“The old fable continues to echo down the centuries. The waiting rooms of psychiatrists are filled with rich and successful patients who, in their forties or fifties, suddenly wake up to the fact that a plush suburban home, expensive cars, and even an Ivy League education are not enough to bring peace of mind. Yet people keep hoping that changing the external conditions of their lives will provide a solution. If only they could earn more money, be in better physical shape, or have a more understanding partner, they would really have it made. Even though we recognize that material success may not bring happiness, we engage in an endless struggle to reach external goals, expecting that they will improve life.” – Enjoyment and the Quality of Life (Mihaly Csikszentmihalyi)
“Money doesn’t buy happiness.” It’s a phrase often repeated to you when you’re little. Time and time again, you’re taught that it is the big things – trust, compassion, hope, and love – that really matter in the end. However, somewhere along the way, a different storyline begins to emerge. A new dialogue is created – one that focuses on money, and particularly the accumulation of worldly possessions – as the root of all happiness. It is a story told by commercials. Advertisements. Department store catalogues. Yet, individuals’ levels of happiness have remained relatively the same in the last decade, even though the United State’s per-capita GDP has increased by more than 50%. So that begs the question – why do we keep buying into the fallacy? Isn’t it about time we admit to ourselves the glaringly obvious truth? Materialism doesn’t work.

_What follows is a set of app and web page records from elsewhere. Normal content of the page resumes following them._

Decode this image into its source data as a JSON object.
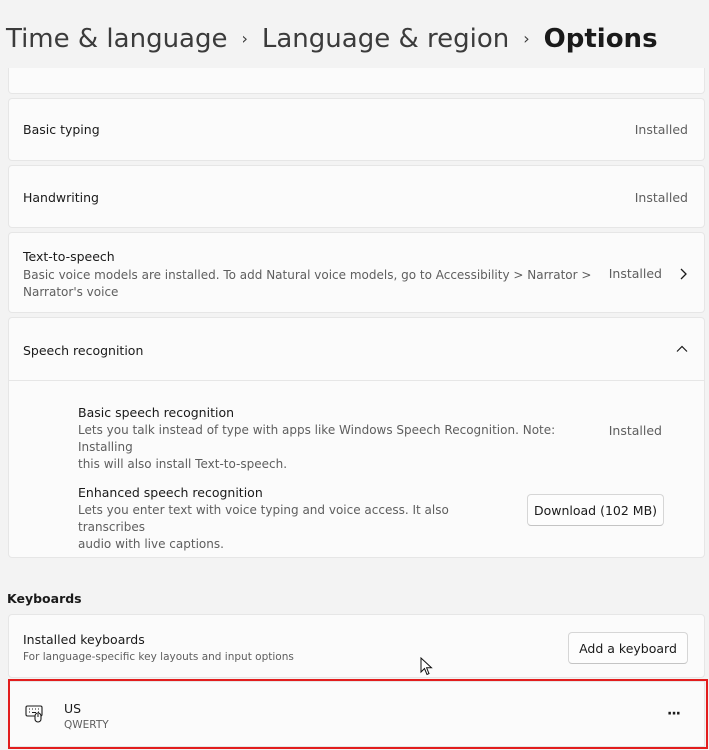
{
  "breadcrumb": {
    "items": [
      "Time & language",
      "Language & region",
      "Options"
    ],
    "separator": "›"
  },
  "options": {
    "basic_typing": {
      "title": "Basic typing",
      "status": "Installed"
    },
    "handwriting": {
      "title": "Handwriting",
      "status": "Installed"
    },
    "text_to_speech": {
      "title": "Text-to-speech",
      "description_line1": "Basic voice models are installed. To add Natural voice models, go to Accessibility > Narrator >",
      "description_line2": "Narrator's voice",
      "status": "Installed"
    },
    "speech_recognition": {
      "title": "Speech recognition",
      "expanded": true,
      "items": [
        {
          "title": "Basic speech recognition",
          "description_line1": "Lets you talk instead of type with apps like Windows Speech Recognition. Note: Installing",
          "description_line2": "this will also install Text-to-speech.",
          "status": "Installed"
        },
        {
          "title": "Enhanced speech recognition",
          "description_line1": "Lets you enter text with voice typing and voice access. It also transcribes",
          "description_line2": "audio with live captions.",
          "button_label": "Download (102 MB)"
        }
      ]
    }
  },
  "keyboards": {
    "section_label": "Keyboards",
    "installed": {
      "title": "Installed keyboards",
      "subtitle": "For language-specific key layouts and input options",
      "add_button_label": "Add a keyboard"
    },
    "list": [
      {
        "name": "US",
        "layout": "QWERTY",
        "icon": "keyboard-icon",
        "more_label": "···"
      }
    ]
  },
  "colors": {
    "highlight": "#e21d1d",
    "background": "#f3f3f3",
    "card": "#fbfbfb"
  }
}
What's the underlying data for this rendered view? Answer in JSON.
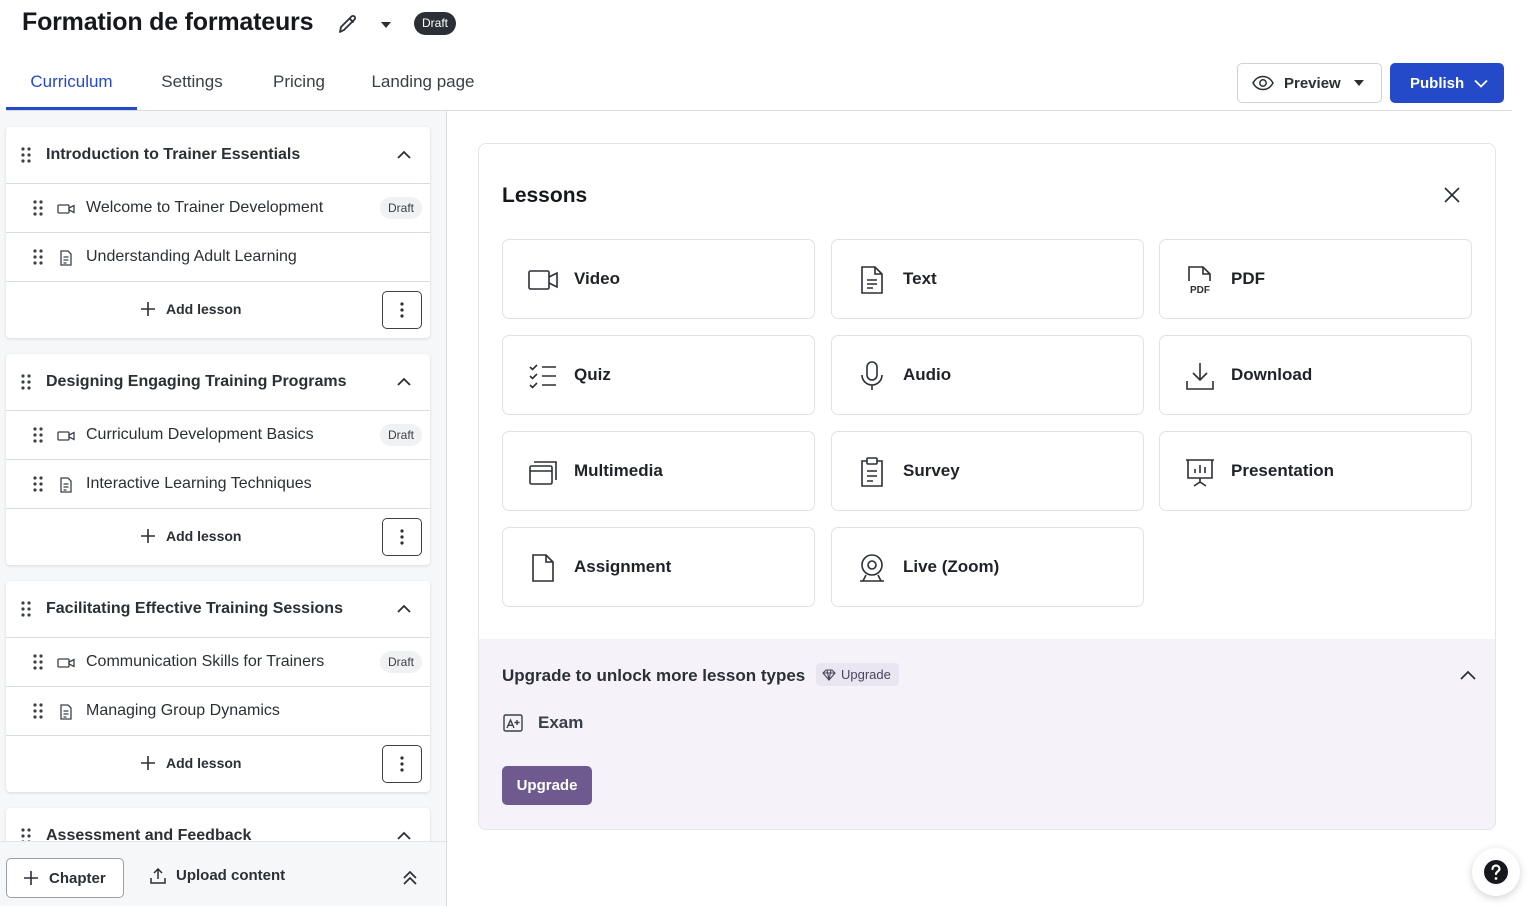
{
  "header": {
    "title": "Formation de formateurs",
    "status_badge": "Draft",
    "tabs": [
      "Curriculum",
      "Settings",
      "Pricing",
      "Landing page"
    ],
    "active_tab": "Curriculum",
    "preview_label": "Preview",
    "publish_label": "Publish",
    "accent_color": "#2449c9"
  },
  "curriculum": {
    "chapters": [
      {
        "title": "Introduction to Trainer Essentials",
        "lessons": [
          {
            "name": "Welcome to Trainer Development",
            "type": "video-icon",
            "badge": "Draft"
          },
          {
            "name": "Understanding Adult Learning",
            "type": "text-icon",
            "badge": ""
          }
        ],
        "add_lesson_label": "Add lesson"
      },
      {
        "title": "Designing Engaging Training Programs",
        "lessons": [
          {
            "name": "Curriculum Development Basics",
            "type": "video-icon",
            "badge": "Draft"
          },
          {
            "name": "Interactive Learning Techniques",
            "type": "text-icon",
            "badge": ""
          }
        ],
        "add_lesson_label": "Add lesson"
      },
      {
        "title": "Facilitating Effective Training Sessions",
        "lessons": [
          {
            "name": "Communication Skills for Trainers",
            "type": "video-icon",
            "badge": "Draft"
          },
          {
            "name": "Managing Group Dynamics",
            "type": "text-icon",
            "badge": ""
          }
        ],
        "add_lesson_label": "Add lesson"
      },
      {
        "title": "Assessment and Feedback",
        "lessons": [],
        "add_lesson_label": ""
      }
    ],
    "chapter_button_label": "Chapter",
    "upload_label": "Upload content"
  },
  "lessons_panel": {
    "title": "Lessons",
    "types": [
      {
        "label": "Video",
        "icon": "video-icon"
      },
      {
        "label": "Text",
        "icon": "text-icon"
      },
      {
        "label": "PDF",
        "icon": "pdf-icon"
      },
      {
        "label": "Quiz",
        "icon": "quiz-icon"
      },
      {
        "label": "Audio",
        "icon": "microphone-icon"
      },
      {
        "label": "Download",
        "icon": "download-icon"
      },
      {
        "label": "Multimedia",
        "icon": "multimedia-icon"
      },
      {
        "label": "Survey",
        "icon": "clipboard-icon"
      },
      {
        "label": "Presentation",
        "icon": "presentation-icon"
      },
      {
        "label": "Assignment",
        "icon": "document-icon"
      },
      {
        "label": "Live (Zoom)",
        "icon": "webcam-icon"
      }
    ],
    "upgrade": {
      "title": "Upgrade to unlock more lesson types",
      "badge": "Upgrade",
      "locked_types": [
        {
          "label": "Exam",
          "icon": "exam-icon"
        }
      ],
      "button_label": "Upgrade",
      "button_color": "#6f5a8f",
      "background_color": "#f5f3f9"
    }
  }
}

Materialism has long played a role in American society. We are a culture focused on the tangible. The here and now. Pleasure and practicality are at the forefront of our existence. We’re always searching for ways to make our lives easier, more comfortable, more enjoyable.
The reality is that for many Americans (certainly not all), but for a significant portion, our basic needs are met. We are fortunate enough to have access to things such as food, water, and adequate shelter. We’re afforded a life of relative comfort. Our survival needs are complete. Yet, we’re still not content. The problem becomes that once all of life’s basic problems are solved, new needs are felt. New desires arise. The inevitable truth is that with rising affluence comes rising expectations. Materialism becomes our quick fix. Our temporary thrill. It becomes part of our identity.
To be honest with you, it’s slightly unfair to blame it all on materialism. It’s not the only culprit. The problem is that materialism is wrapped up within a larger family of extrinsic goals (such as achieving financial success, attractiveness, and popularity), all which emphasize things such as rewards and the need for social approval. Extrinsic goals are contingent on the positive evaluation of others, and consequently the materialistic-seeking individual is often left feeling unsatisfied, frustrated, and/or disappointed when things don’t go their way.
So while I hate to break it to you, your mother was right. Money doesn’t buy happiness. It never has, and it probably never will. Can it bring you short-lived feelings of jubilation? Sure. Life satisfaction? Not so much. At the end of the day, it’s a temporary solution, a cover-up, a bandage of sorts. It’s not meant to last. What does last? Building strong relationships. Engaging in meaningful jobs and hobbies. Finding a purpose that’s greater than yourself. The glaringly obvious, yet all-too-often-ignored truth? Happiness comes from within.